• [Supplied records]
---+---

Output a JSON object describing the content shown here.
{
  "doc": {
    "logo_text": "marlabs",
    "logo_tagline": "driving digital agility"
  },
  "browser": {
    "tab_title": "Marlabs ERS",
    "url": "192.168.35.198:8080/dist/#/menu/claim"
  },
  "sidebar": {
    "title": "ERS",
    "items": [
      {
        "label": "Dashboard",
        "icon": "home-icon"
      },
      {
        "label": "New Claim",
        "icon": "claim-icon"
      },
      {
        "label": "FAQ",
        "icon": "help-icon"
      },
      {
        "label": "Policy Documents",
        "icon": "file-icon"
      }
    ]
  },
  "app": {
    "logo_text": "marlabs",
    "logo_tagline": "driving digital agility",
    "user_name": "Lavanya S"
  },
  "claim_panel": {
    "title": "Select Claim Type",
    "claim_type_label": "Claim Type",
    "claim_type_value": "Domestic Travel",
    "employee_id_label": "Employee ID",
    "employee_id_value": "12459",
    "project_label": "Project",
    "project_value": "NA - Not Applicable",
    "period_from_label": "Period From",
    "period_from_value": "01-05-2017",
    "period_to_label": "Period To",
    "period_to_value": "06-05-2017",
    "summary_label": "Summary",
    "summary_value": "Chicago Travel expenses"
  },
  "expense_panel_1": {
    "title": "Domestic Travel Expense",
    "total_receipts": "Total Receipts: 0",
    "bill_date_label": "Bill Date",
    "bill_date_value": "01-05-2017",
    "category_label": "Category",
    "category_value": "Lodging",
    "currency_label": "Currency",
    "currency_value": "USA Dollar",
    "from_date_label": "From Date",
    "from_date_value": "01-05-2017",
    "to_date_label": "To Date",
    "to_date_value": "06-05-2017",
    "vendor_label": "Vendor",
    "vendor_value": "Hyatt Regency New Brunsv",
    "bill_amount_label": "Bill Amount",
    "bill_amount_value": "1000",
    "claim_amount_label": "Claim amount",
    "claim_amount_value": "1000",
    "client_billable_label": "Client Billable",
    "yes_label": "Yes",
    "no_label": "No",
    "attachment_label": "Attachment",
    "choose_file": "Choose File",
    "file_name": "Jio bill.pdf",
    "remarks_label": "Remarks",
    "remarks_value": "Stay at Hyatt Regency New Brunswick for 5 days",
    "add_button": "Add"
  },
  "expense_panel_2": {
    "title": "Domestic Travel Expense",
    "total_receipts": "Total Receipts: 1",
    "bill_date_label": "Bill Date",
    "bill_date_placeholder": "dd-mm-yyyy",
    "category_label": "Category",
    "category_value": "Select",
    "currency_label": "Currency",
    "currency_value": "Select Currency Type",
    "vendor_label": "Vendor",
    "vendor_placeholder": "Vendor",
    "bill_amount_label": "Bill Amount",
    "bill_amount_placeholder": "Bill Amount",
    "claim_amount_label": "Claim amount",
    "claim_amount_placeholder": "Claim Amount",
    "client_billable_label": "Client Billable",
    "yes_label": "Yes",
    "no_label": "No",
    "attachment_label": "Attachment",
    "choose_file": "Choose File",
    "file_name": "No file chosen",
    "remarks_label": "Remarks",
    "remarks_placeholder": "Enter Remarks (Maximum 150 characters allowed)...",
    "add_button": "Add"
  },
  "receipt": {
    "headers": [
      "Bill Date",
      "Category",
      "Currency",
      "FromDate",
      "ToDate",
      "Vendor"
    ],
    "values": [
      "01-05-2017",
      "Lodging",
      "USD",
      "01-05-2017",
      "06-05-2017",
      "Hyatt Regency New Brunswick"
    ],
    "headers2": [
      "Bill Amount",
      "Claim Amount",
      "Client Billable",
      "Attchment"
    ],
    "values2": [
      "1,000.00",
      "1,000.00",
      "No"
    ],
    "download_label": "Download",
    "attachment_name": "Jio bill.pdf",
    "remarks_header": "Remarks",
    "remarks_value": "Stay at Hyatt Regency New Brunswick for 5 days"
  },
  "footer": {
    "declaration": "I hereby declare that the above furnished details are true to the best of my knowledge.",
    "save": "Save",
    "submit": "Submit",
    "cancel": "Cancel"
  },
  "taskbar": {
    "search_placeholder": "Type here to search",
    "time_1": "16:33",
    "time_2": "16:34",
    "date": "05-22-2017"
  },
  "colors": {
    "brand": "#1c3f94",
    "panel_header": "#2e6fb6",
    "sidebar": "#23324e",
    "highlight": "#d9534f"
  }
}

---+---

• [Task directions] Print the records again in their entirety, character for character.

• [Answer space]
Output a JSON object describing the content shown here.
{
  "doc": {
    "logo_text": "marlabs",
    "logo_tagline": "driving digital agility"
  },
  "browser": {
    "tab_title": "Marlabs ERS",
    "url": "192.168.35.198:8080/dist/#/menu/claim"
  },
  "sidebar": {
    "title": "ERS",
    "items": [
      {
        "label": "Dashboard",
        "icon": "home-icon"
      },
      {
        "label": "New Claim",
        "icon": "claim-icon"
      },
      {
        "label": "FAQ",
        "icon": "help-icon"
      },
      {
        "label": "Policy Documents",
        "icon": "file-icon"
      }
    ]
  },
  "app": {
    "logo_text": "marlabs",
    "logo_tagline": "driving digital agility",
    "user_name": "Lavanya S"
  },
  "claim_panel": {
    "title": "Select Claim Type",
    "claim_type_label": "Claim Type",
    "claim_type_value": "Domestic Travel",
    "employee_id_label": "Employee ID",
    "employee_id_value": "12459",
    "project_label": "Project",
    "project_value": "NA - Not Applicable",
    "period_from_label": "Period From",
    "period_from_value": "01-05-2017",
    "period_to_label": "Period To",
    "period_to_value": "06-05-2017",
    "summary_label": "Summary",
    "summary_value": "Chicago Travel expenses"
  },
  "expense_panel_1": {
    "title": "Domestic Travel Expense",
    "total_receipts": "Total Receipts: 0",
    "bill_date_label": "Bill Date",
    "bill_date_value": "01-05-2017",
    "category_label": "Category",
    "category_value": "Lodging",
    "currency_label": "Currency",
    "currency_value": "USA Dollar",
    "from_date_label": "From Date",
    "from_date_value": "01-05-2017",
    "to_date_label": "To Date",
    "to_date_value": "06-05-2017",
    "vendor_label": "Vendor",
    "vendor_value": "Hyatt Regency New Brunsv",
    "bill_amount_label": "Bill Amount",
    "bill_amount_value": "1000",
    "claim_amount_label": "Claim amount",
    "claim_amount_value": "1000",
    "client_billable_label": "Client Billable",
    "yes_label": "Yes",
    "no_label": "No",
    "attachment_label": "Attachment",
    "choose_file": "Choose File",
    "file_name": "Jio bill.pdf",
    "remarks_label": "Remarks",
    "remarks_value": "Stay at Hyatt Regency New Brunswick for 5 days",
    "add_button": "Add"
  },
  "expense_panel_2": {
    "title": "Domestic Travel Expense",
    "total_receipts": "Total Receipts: 1",
    "bill_date_label": "Bill Date",
    "bill_date_placeholder": "dd-mm-yyyy",
    "category_label": "Category",
    "category_value": "Select",
    "currency_label": "Currency",
    "currency_value": "Select Currency Type",
    "vendor_label": "Vendor",
    "vendor_placeholder": "Vendor",
    "bill_amount_label": "Bill Amount",
    "bill_amount_placeholder": "Bill Amount",
    "claim_amount_label": "Claim amount",
    "claim_amount_placeholder": "Claim Amount",
    "client_billable_label": "Client Billable",
    "yes_label": "Yes",
    "no_label": "No",
    "attachment_label": "Attachment",
    "choose_file": "Choose File",
    "file_name": "No file chosen",
    "remarks_label": "Remarks",
    "remarks_placeholder": "Enter Remarks (Maximum 150 characters allowed)...",
    "add_button": "Add"
  },
  "receipt": {
    "headers": [
      "Bill Date",
      "Category",
      "Currency",
      "FromDate",
      "ToDate",
      "Vendor"
    ],
    "values": [
      "01-05-2017",
      "Lodging",
      "USD",
      "01-05-2017",
      "06-05-2017",
      "Hyatt Regency New Brunswick"
    ],
    "headers2": [
      "Bill Amount",
      "Claim Amount",
      "Client Billable",
      "Attchment"
    ],
    "values2": [
      "1,000.00",
      "1,000.00",
      "No"
    ],
    "download_label": "Download",
    "attachment_name": "Jio bill.pdf",
    "remarks_header": "Remarks",
    "remarks_value": "Stay at Hyatt Regency New Brunswick for 5 days"
  },
  "footer": {
    "declaration": "I hereby declare that the above furnished details are true to the best of my knowledge.",
    "save": "Save",
    "submit": "Submit",
    "cancel": "Cancel"
  },
  "taskbar": {
    "search_placeholder": "Type here to search",
    "time_1": "16:33",
    "time_2": "16:34",
    "date": "05-22-2017"
  },
  "colors": {
    "brand": "#1c3f94",
    "panel_header": "#2e6fb6",
    "sidebar": "#23324e",
    "highlight": "#d9534f"
  }
}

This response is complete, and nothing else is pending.